BoJack Horseman, the title character in Netflix’s original animated series, exists in that weird world between fame and obscurity. He shows the outward signs of the Hollywood life—the gorgeous party pad in the hills, the perennial houseguest, and the agent who is often on the other end of his phone calls—but the work isn’t coming. Years after his hit sitcom, Horsin’ Around, it’s time for the anthropomorphic equine to write a memoir. The book is essentially the premise for the first season of this showbiz satire. BoJack (Will Arnett) becomes too close to his ghostwriter (Alison Brie), who is also dating his rival (Paul F. Tompkins), and has to face some hard truths about his life. BoJack Horseman could have lost its way in the deluge of insider humor and L.A.-centric references. Instead, the show emerges with well-developed characters and a sense of cynicism that pushes the story forward. It’s a dark comedy that’s perfect for the Netflix marathon age.—Liz Ohanesian

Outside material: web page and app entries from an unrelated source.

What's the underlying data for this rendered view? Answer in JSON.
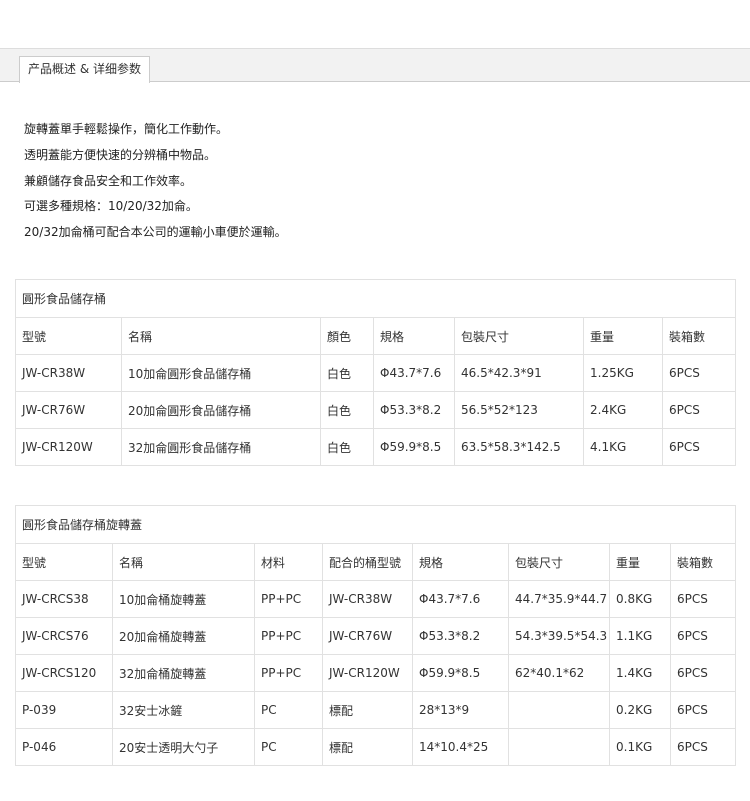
{
  "tab": {
    "label": "产品概述 & 详细参数"
  },
  "intro": [
    "旋轉蓋單手輕鬆操作，簡化工作動作。",
    "透明蓋能方便快速的分辨桶中物品。",
    "兼顧儲存食品安全和工作效率。",
    "可選多種規格：10/20/32加侖。",
    "20/32加侖桶可配合本公司的運輸小車便於運輸。"
  ],
  "table1": {
    "caption": "圓形食品儲存桶",
    "headers": [
      "型號",
      "名稱",
      "顏色",
      "規格",
      "包裝尺寸",
      "重量",
      "裝箱數"
    ],
    "rows": [
      [
        "JW-CR38W",
        "10加侖圓形食品儲存桶",
        "白色",
        "Φ43.7*7.6",
        "46.5*42.3*91",
        "1.25KG",
        "6PCS"
      ],
      [
        "JW-CR76W",
        "20加侖圓形食品儲存桶",
        "白色",
        "Φ53.3*8.2",
        "56.5*52*123",
        "2.4KG",
        "6PCS"
      ],
      [
        "JW-CR120W",
        "32加侖圓形食品儲存桶",
        "白色",
        "Φ59.9*8.5",
        "63.5*58.3*142.5",
        "4.1KG",
        "6PCS"
      ]
    ]
  },
  "table2": {
    "caption": "圓形食品儲存桶旋轉蓋",
    "headers": [
      "型號",
      "名稱",
      "材料",
      "配合的桶型號",
      "規格",
      "包裝尺寸",
      "重量",
      "裝箱數"
    ],
    "rows": [
      [
        "JW-CRCS38",
        "10加侖桶旋轉蓋",
        "PP+PC",
        "JW-CR38W",
        "Φ43.7*7.6",
        "44.7*35.9*44.7",
        "0.8KG",
        "6PCS"
      ],
      [
        "JW-CRCS76",
        "20加侖桶旋轉蓋",
        "PP+PC",
        "JW-CR76W",
        "Φ53.3*8.2",
        "54.3*39.5*54.3",
        "1.1KG",
        "6PCS"
      ],
      [
        "JW-CRCS120",
        "32加侖桶旋轉蓋",
        "PP+PC",
        "JW-CR120W",
        "Φ59.9*8.5",
        "62*40.1*62",
        "1.4KG",
        "6PCS"
      ],
      [
        "P-039",
        "32安士冰鏟",
        "PC",
        "標配",
        "28*13*9",
        "",
        "0.2KG",
        "6PCS"
      ],
      [
        "P-046",
        "20安士透明大勺子",
        "PC",
        "標配",
        "14*10.4*25",
        "",
        "0.1KG",
        "6PCS"
      ]
    ]
  }
}
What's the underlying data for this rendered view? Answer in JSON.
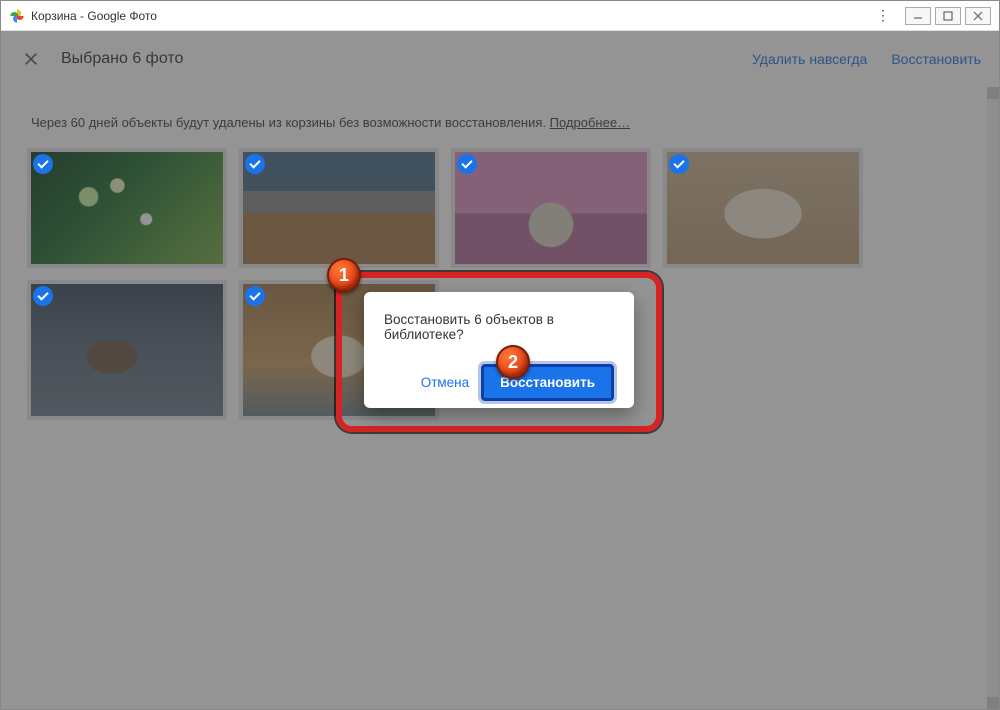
{
  "window": {
    "title": "Корзина - Google Фото"
  },
  "topbar": {
    "selection": "Выбрано 6 фото",
    "delete_forever": "Удалить навсегда",
    "restore": "Восстановить"
  },
  "info": {
    "text": "Через 60 дней объекты будут удалены из корзины без возможности восстановления. ",
    "link": "Подробнее…"
  },
  "dialog": {
    "message": "Восстановить 6 объектов в библиотеке?",
    "cancel": "Отмена",
    "restore": "Восстановить"
  },
  "badges": {
    "one": "1",
    "two": "2"
  }
}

3. Rick and Morty

Creator: Dan Harmon, Justin Roiland
Stars: Justin Roiland, Chris Parnell, Spencer Grammer, Sarah Chalke
Network: Adult Swim

While all the talk surrounding the fate of Community dominated many TV-related conversation over the past year, that show’s creator Dan Harmon has been quietly participating in something equally mind-bending and hilarious, with Rick and Morty, a series he co-created with Justin Roiland. The show pits a hapless youngster against his reckless and alcoholic grandfather… who just happens to be a mad scientist. With the limitless scope of animation at their disposal, Roiland and Harmon have a blast sending this TV odd couple into the vast reaches of space and time, putting them up against killer mantises, alternate universe versions of themselves, and a strange hybrid of Adolf Hitler and Abraham Lincoln called Abradolf Lincler.—Rob Ham

2. Adventure Time

Creator: Pendleton Ward
Stars Jeremy Shada, John DiMaggio, Hynden Walch, Niki Yang, Tom Kenny, Olivia Olson
Network: Cartoon Network

Adventure Time is the most creative show on television, and given the medium’s recent renaissance, that’s no small feat. Despite clocking in at less than 15 minutes, each episode of the show is a mesmerizingly diverse affair in terms of style, story, cast and even reality. The show explores the ability for animation to go anywhere and do anything in a way that puts practically everything else to shame, and this is coupled with a willingness to tell stories with long-form arcs that develop over a period of years. All of this is held together by both a quirky, incisive humor and a deep seriousness about the human condition that makes this “children’s” program much more adult than its bright and colorful surface implies.—Sean Gandert

1. Bob’s Burgers

Creator: Loren Bouchard
Stars: H. Jon Benjamin, Dan Mintz, Eugene Mirman
Network: FOX

This past year is when Bob’s Burgers truly hit its stride. With the characters and the universe that they reside in firmly set, the writers knew that they could really start stretching the storylines into strange places: a wine tasting train ride that wound up being hijacked by the Belcher kids, a convention for Brony-like lovers of a kid’s TV show, or the epic Season Four two-parter that saw Bob’s dreams of a better life scuttled amidst a plot to destroy the town’s amusement park. And through it all, the show never once lost its heart, with the relationships among the Belchers getting stronger and more loving. Even as Bob struggled to understand and tolerate his quirk-filled kids and his flighty, endlessly positive wife, you never forgot how much he would sacrifice for them. You come for the snappy writing, brilliant voice acting work, and silly pop culture references, but you end up staying for the warmth that exudes from each episode.—Robert Ham